North American graduate employee unions have played a key role in advancing graduate workers’ rights through regular collective bargaining and negotiations with university administrations to increase wages and social safety nets, and sometimes through active intervention in real politics. This inspired the graduate employee union movement in Korea. Korea, like the United States, has not ratified much of the ILO Core Conventions, and for a long time, the Korean government and corporations (as well as universities) have ignored the demand for workers’ basic rights. The history, achievement, and the struggles of North American graduate employee unions, which have overcome the difficult conditions so far, will serve as a precedent and role model for Korean graduate employee union.
The international solidarity between the two organizations whose research workers are the main members, the North American Graduate Employee Union and the Korean Graduate Employee Union (KGEU), retains the meaning of both the present and the days to come. Graduate employees who carry out specific labor in the university are current workers as well as are in the process of becoming future research and education workers. After graduation, graduate employees remain in universities as research and education workers to continue their work or leave academia for other places such as private companies. Therefore, recognizing and raising awareness of the graduate workers experience in terms of work class as well as reconstructing our work experience are revealing the injustices of the present and transforming the future to change the world. In addition, sharing and disseminating experience, relevant practices, and strategies through international solidarity among graduate employees establish a virtuous global ecosystem by improving the treatment of next generation of the discipline. At the same time, it will also contribute to the expansion of the basic labor rights of the working class around the world.
Today, the North American Graduate Employee Unions and the Korean Graduate Employee Union are gathered together and resolving as follows.
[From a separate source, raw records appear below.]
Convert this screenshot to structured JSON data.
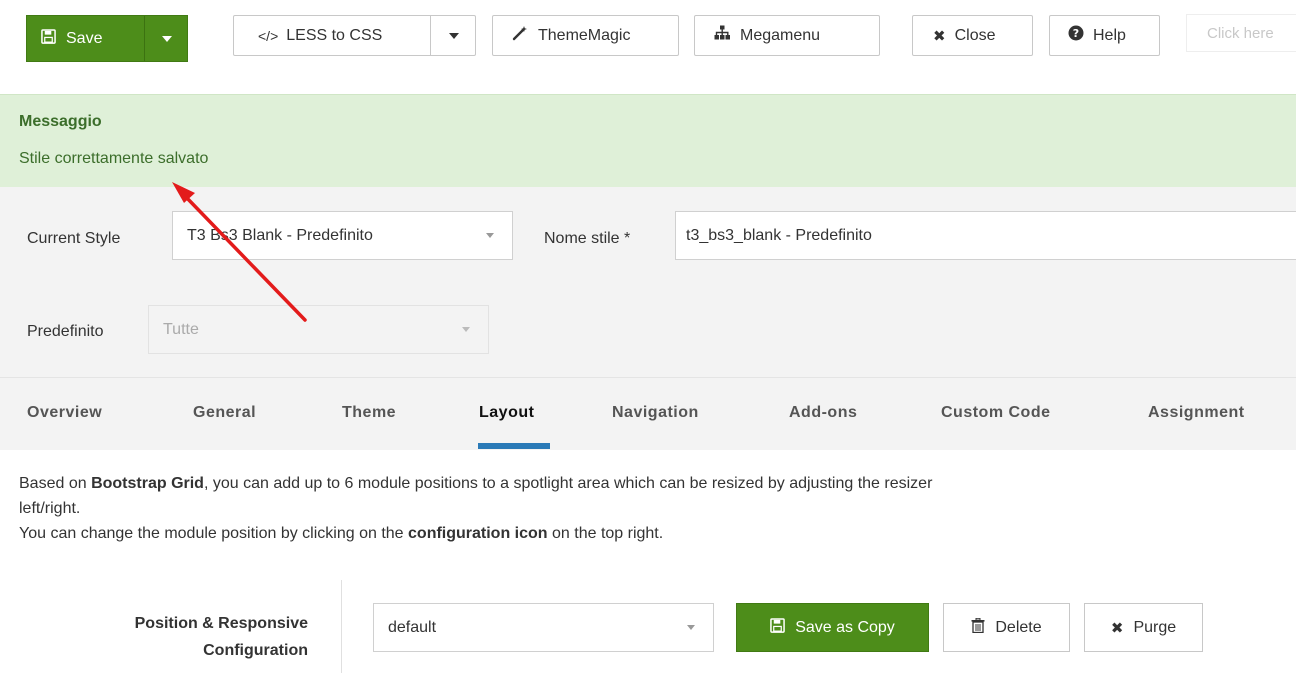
{
  "toolbar": {
    "save_label": "Save",
    "less_label": "LESS to CSS",
    "thememagic_label": "ThemeMagic",
    "megamenu_label": "Megamenu",
    "close_label": "Close",
    "help_label": "Help",
    "hint_text": "Click here"
  },
  "message": {
    "title": "Messaggio",
    "text": "Stile correttamente salvato"
  },
  "style_form": {
    "current_style_label": "Current Style",
    "current_style_value": "T3 Bs3 Blank - Predefinito",
    "style_name_label": "Nome stile *",
    "style_name_value": "t3_bs3_blank - Predefinito",
    "default_label": "Predefinito",
    "default_value": "Tutte"
  },
  "tabs": [
    {
      "label": "Overview"
    },
    {
      "label": "General"
    },
    {
      "label": "Theme"
    },
    {
      "label": "Layout"
    },
    {
      "label": "Navigation"
    },
    {
      "label": "Add-ons"
    },
    {
      "label": "Custom Code"
    },
    {
      "label": "Assignment"
    }
  ],
  "active_tab": "Layout",
  "description": {
    "line1_pre": "Based on ",
    "line1_bold": "Bootstrap Grid",
    "line1_post": ", you can add up to 6 module positions to a spotlight area which can be resized by adjusting the resizer",
    "line2": "left/right.",
    "line3_pre": "You can change the module position by clicking on the ",
    "line3_bold": "configuration icon",
    "line3_post": " on the top right."
  },
  "layout_config": {
    "label_line1": "Position & Responsive",
    "label_line2": "Configuration",
    "layout_value": "default",
    "save_copy_label": "Save as Copy",
    "delete_label": "Delete",
    "purge_label": "Purge"
  },
  "colors": {
    "primary_green": "#4d8d1a",
    "message_bg": "#dff0d8",
    "message_text": "#3c6e2b",
    "tab_active_underline": "#2a7ab7",
    "annotation_arrow": "#e31b1b"
  }
}
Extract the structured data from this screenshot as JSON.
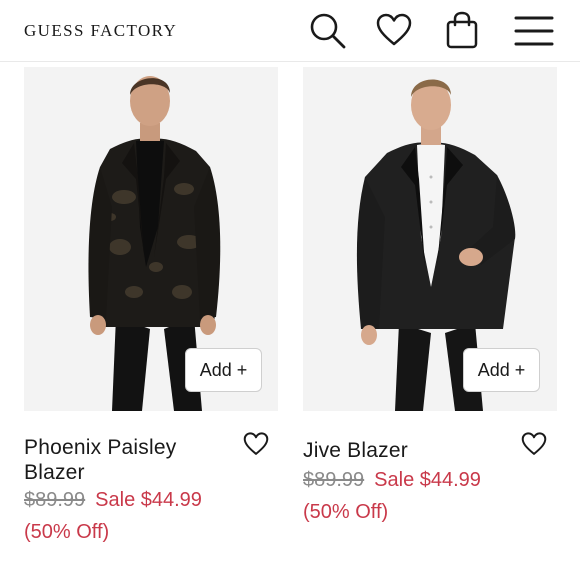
{
  "header": {
    "brand": "GUESS FACTORY",
    "icons": [
      "search-icon",
      "heart-icon",
      "shopping-bag-icon",
      "menu-icon"
    ]
  },
  "products": [
    {
      "name": "Phoenix Paisley Blazer",
      "original_price": "$89.99",
      "sale_price": "Sale $44.99",
      "discount": "(50% Off)",
      "add_label": "Add +"
    },
    {
      "name": "Jive Blazer",
      "original_price": "$89.99",
      "sale_price": "Sale $44.99",
      "discount": "(50% Off)",
      "add_label": "Add +"
    }
  ],
  "colors": {
    "sale_red": "#c9394a",
    "strike_gray": "#8a8a8a",
    "photo_bg": "#f3f3f3"
  }
}
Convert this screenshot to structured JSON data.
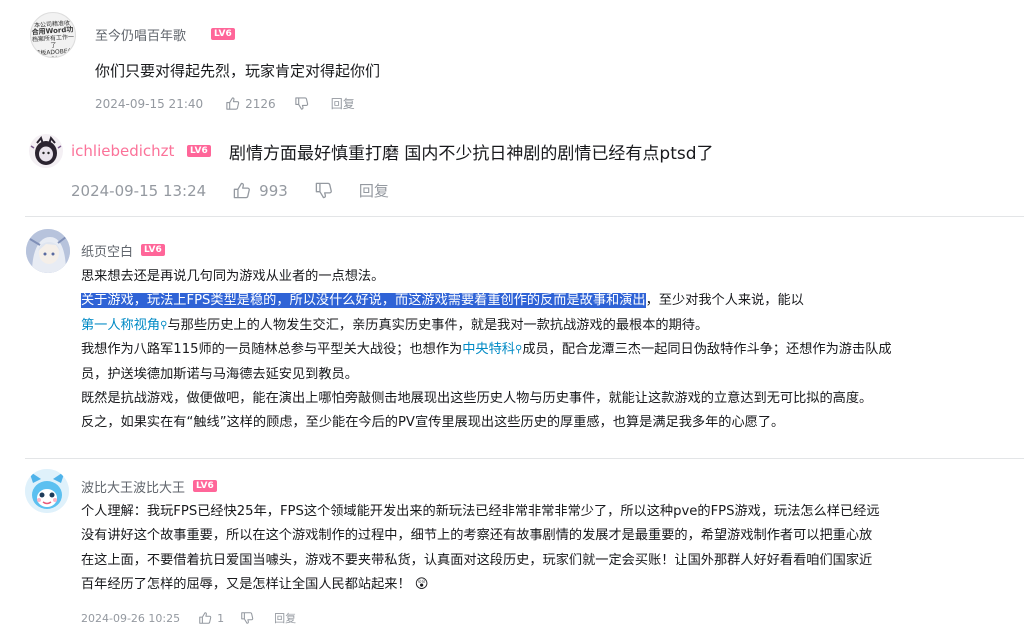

First, we will work together to achieve and expand the labor rights of graduate employees. Second, we will continue to work collaboratively to promote measures for active intellectual exchange and human interchange.